- **Work task**:
Any image found in the entries is to be skipped; the rest is returned word for word.

(Dataset entries)
Start of Block

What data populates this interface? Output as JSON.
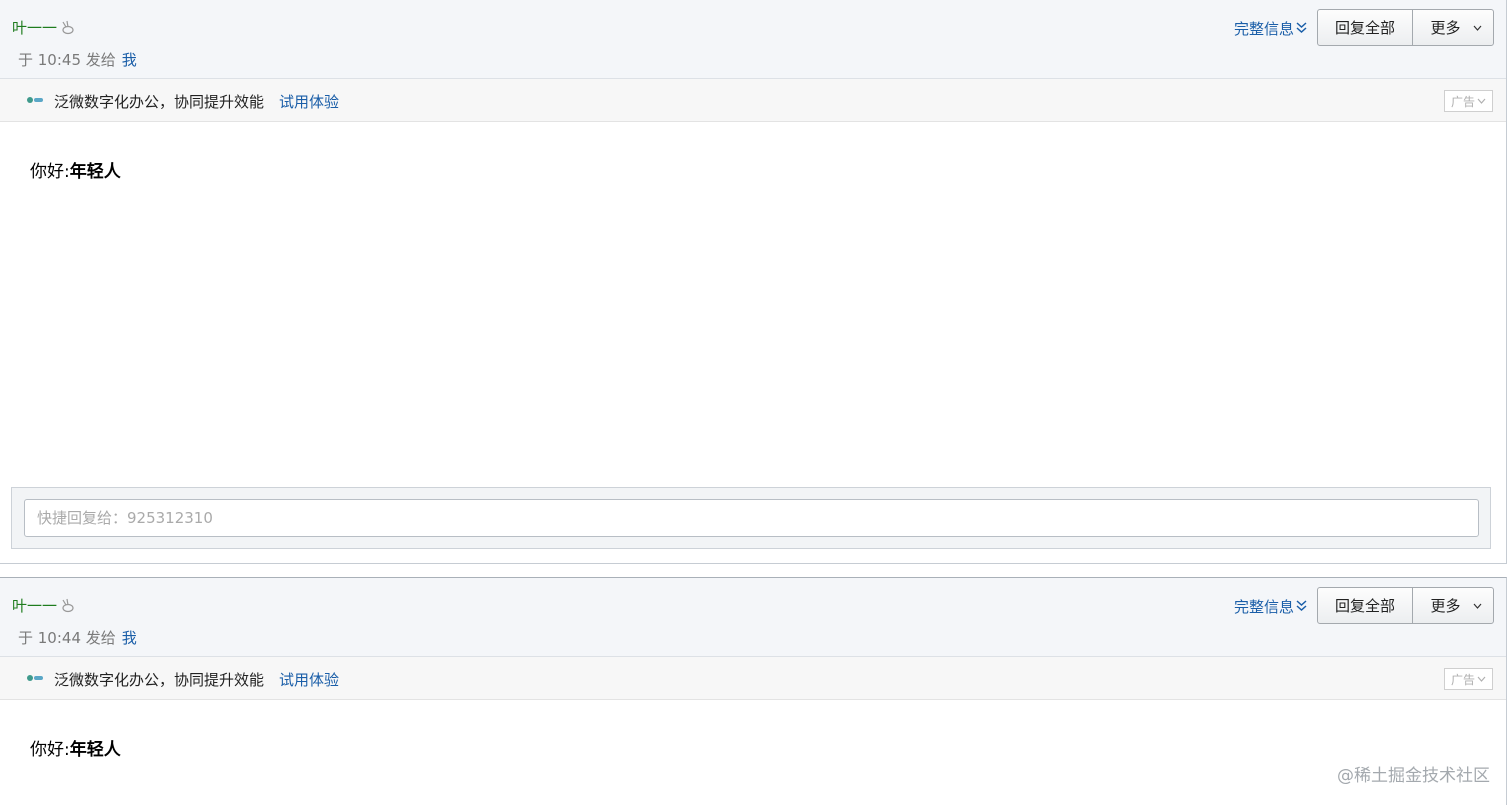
{
  "emails": [
    {
      "sender": "叶一一",
      "time_prefix": "于 10:45 发给",
      "recipient": "我",
      "full_info_label": "完整信息",
      "reply_all_label": "回复全部",
      "more_label": "更多",
      "ad_text": "泛微数字化办公，协同提升效能",
      "ad_link": "试用体验",
      "ad_tag": "广告",
      "greeting": "你好:",
      "greeting_name": "年轻人",
      "quick_reply_placeholder": "快捷回复给：925312310"
    },
    {
      "sender": "叶一一",
      "time_prefix": "于 10:44 发给",
      "recipient": "我",
      "full_info_label": "完整信息",
      "reply_all_label": "回复全部",
      "more_label": "更多",
      "ad_text": "泛微数字化办公，协同提升效能",
      "ad_link": "试用体验",
      "ad_tag": "广告",
      "greeting": "你好:",
      "greeting_name": "年轻人"
    }
  ],
  "watermark": "@稀土掘金技术社区",
  "colors": {
    "sender_green": "#1e7c1e",
    "link_blue": "#1a5ea8",
    "header_bg": "#f4f6f9",
    "ad_bg": "#f7f7f7"
  },
  "icons": [
    "rabbit-icon",
    "double-chevron-down-icon",
    "chevron-down-icon",
    "ad-logo-icon"
  ]
}
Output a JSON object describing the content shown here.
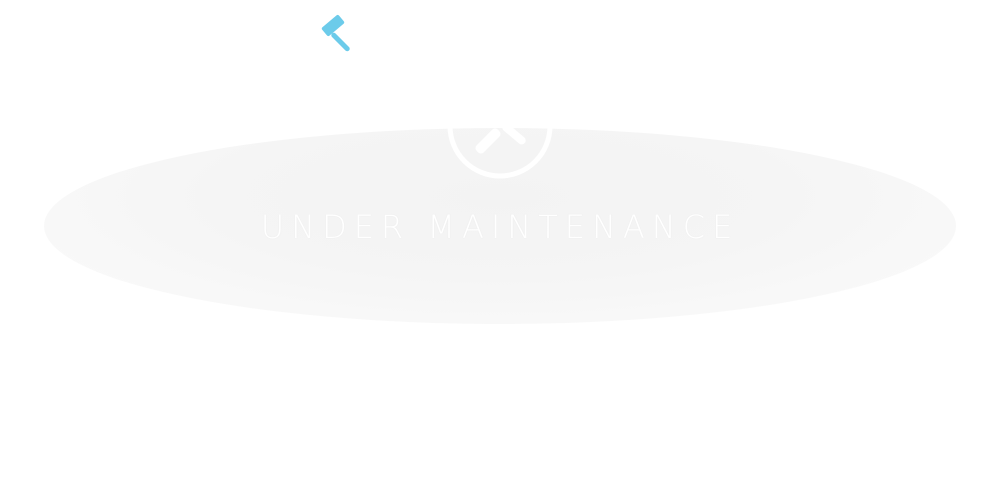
{
  "maintenance": {
    "title": "UNDER MAINTENANCE",
    "icon": "gavel-icon",
    "badge_icon": "tools-badge-icon"
  },
  "colors": {
    "accent": "#6ccbea",
    "background": "#ffffff",
    "oval": "#f5f5f5",
    "title_text": "#ffffff"
  }
}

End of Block

- **Answer to this problem**:
What data populates this interface? Output as JSON.
{
  "emails": [
    {
      "sender": "叶一一",
      "time_prefix": "于 10:45 发给",
      "recipient": "我",
      "full_info_label": "完整信息",
      "reply_all_label": "回复全部",
      "more_label": "更多",
      "ad_text": "泛微数字化办公，协同提升效能",
      "ad_link": "试用体验",
      "ad_tag": "广告",
      "greeting": "你好:",
      "greeting_name": "年轻人",
      "quick_reply_placeholder": "快捷回复给：925312310"
    },
    {
      "sender": "叶一一",
      "time_prefix": "于 10:44 发给",
      "recipient": "我",
      "full_info_label": "完整信息",
      "reply_all_label": "回复全部",
      "more_label": "更多",
      "ad_text": "泛微数字化办公，协同提升效能",
      "ad_link": "试用体验",
      "ad_tag": "广告",
      "greeting": "你好:",
      "greeting_name": "年轻人"
    }
  ],
  "watermark": "@稀土掘金技术社区",
  "colors": {
    "sender_green": "#1e7c1e",
    "link_blue": "#1a5ea8",
    "header_bg": "#f4f6f9",
    "ad_bg": "#f7f7f7"
  },
  "icons": [
    "rabbit-icon",
    "double-chevron-down-icon",
    "chevron-down-icon",
    "ad-logo-icon"
  ]
}
Output a JSON object describing the content shown here.
{
  "maintenance": {
    "title": "UNDER MAINTENANCE",
    "icon": "gavel-icon",
    "badge_icon": "tools-badge-icon"
  },
  "colors": {
    "accent": "#6ccbea",
    "background": "#ffffff",
    "oval": "#f5f5f5",
    "title_text": "#ffffff"
  }
}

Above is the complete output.